### [PROBLEM DESCRIPTION]
Look through the entries below. Report each line that has the word "this" in it.
====== DATA SUPPLIED ======
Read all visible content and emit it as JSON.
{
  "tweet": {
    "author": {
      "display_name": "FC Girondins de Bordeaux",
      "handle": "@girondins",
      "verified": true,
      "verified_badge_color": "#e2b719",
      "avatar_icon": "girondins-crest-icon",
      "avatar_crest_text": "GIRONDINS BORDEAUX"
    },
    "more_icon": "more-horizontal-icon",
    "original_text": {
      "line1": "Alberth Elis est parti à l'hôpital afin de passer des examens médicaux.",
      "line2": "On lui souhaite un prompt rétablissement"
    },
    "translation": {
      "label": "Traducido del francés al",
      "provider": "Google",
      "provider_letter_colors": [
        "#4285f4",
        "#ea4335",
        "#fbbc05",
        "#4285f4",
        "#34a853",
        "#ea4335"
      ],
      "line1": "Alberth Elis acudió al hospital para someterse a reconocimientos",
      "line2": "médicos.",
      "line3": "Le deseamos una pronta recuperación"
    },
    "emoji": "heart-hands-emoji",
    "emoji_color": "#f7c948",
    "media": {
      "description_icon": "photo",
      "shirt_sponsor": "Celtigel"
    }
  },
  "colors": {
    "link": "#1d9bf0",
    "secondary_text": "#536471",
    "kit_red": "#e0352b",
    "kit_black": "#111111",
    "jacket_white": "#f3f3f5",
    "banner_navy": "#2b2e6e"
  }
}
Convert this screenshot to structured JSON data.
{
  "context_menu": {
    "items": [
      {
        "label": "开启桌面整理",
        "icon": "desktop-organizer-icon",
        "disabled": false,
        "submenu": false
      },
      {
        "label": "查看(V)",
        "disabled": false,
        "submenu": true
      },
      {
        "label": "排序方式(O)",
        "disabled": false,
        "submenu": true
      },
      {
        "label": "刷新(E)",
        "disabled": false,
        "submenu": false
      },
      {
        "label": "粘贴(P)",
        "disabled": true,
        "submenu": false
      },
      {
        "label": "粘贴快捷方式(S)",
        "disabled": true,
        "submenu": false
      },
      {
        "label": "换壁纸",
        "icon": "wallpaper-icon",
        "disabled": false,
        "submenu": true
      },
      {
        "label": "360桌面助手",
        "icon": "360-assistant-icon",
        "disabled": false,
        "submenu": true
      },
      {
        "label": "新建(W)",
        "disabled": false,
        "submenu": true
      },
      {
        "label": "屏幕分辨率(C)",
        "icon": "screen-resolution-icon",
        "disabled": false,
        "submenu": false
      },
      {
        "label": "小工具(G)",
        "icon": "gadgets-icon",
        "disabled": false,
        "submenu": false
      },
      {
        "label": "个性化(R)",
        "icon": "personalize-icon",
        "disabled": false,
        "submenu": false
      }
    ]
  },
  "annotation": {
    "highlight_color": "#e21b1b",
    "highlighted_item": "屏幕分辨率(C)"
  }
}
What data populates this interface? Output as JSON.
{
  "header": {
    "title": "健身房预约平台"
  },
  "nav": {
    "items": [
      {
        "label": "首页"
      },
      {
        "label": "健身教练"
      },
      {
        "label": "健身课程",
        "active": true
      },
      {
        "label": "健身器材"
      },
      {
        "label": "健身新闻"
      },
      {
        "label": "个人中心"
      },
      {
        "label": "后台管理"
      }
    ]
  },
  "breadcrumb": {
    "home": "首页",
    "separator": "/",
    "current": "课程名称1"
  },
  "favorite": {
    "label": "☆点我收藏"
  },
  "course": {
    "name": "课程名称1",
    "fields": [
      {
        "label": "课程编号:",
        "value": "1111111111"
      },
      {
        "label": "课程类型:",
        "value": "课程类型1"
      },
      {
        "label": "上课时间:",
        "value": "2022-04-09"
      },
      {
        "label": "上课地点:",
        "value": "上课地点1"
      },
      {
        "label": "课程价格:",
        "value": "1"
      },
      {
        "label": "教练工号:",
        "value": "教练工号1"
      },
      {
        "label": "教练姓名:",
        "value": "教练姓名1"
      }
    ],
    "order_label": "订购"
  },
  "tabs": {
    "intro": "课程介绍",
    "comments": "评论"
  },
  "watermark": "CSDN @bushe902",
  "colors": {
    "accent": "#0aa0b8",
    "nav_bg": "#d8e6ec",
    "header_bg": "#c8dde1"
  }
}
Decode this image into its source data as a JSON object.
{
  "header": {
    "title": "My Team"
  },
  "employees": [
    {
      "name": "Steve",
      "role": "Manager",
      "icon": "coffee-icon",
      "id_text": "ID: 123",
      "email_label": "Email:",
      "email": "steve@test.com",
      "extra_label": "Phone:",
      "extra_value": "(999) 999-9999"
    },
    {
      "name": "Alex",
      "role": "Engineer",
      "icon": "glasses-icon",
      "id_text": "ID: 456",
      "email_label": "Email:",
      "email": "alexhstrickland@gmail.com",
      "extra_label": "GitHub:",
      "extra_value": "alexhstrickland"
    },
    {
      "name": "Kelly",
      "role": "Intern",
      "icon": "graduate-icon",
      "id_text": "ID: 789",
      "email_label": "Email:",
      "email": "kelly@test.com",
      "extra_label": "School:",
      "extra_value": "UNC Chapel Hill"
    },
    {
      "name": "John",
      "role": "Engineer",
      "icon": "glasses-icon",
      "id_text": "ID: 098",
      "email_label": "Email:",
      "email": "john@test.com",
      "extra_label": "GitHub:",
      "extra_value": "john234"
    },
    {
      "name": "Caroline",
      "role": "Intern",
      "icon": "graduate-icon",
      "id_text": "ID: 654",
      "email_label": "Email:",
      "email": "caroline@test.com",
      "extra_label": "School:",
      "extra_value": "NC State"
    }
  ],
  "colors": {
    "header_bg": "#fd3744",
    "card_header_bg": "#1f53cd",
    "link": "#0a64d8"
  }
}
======
### [RESPONSE BOX]
Convert this screenshot to structured JSON data.
What data populates this interface? Output as JSON.
Decode this image into its source data as a JSON object.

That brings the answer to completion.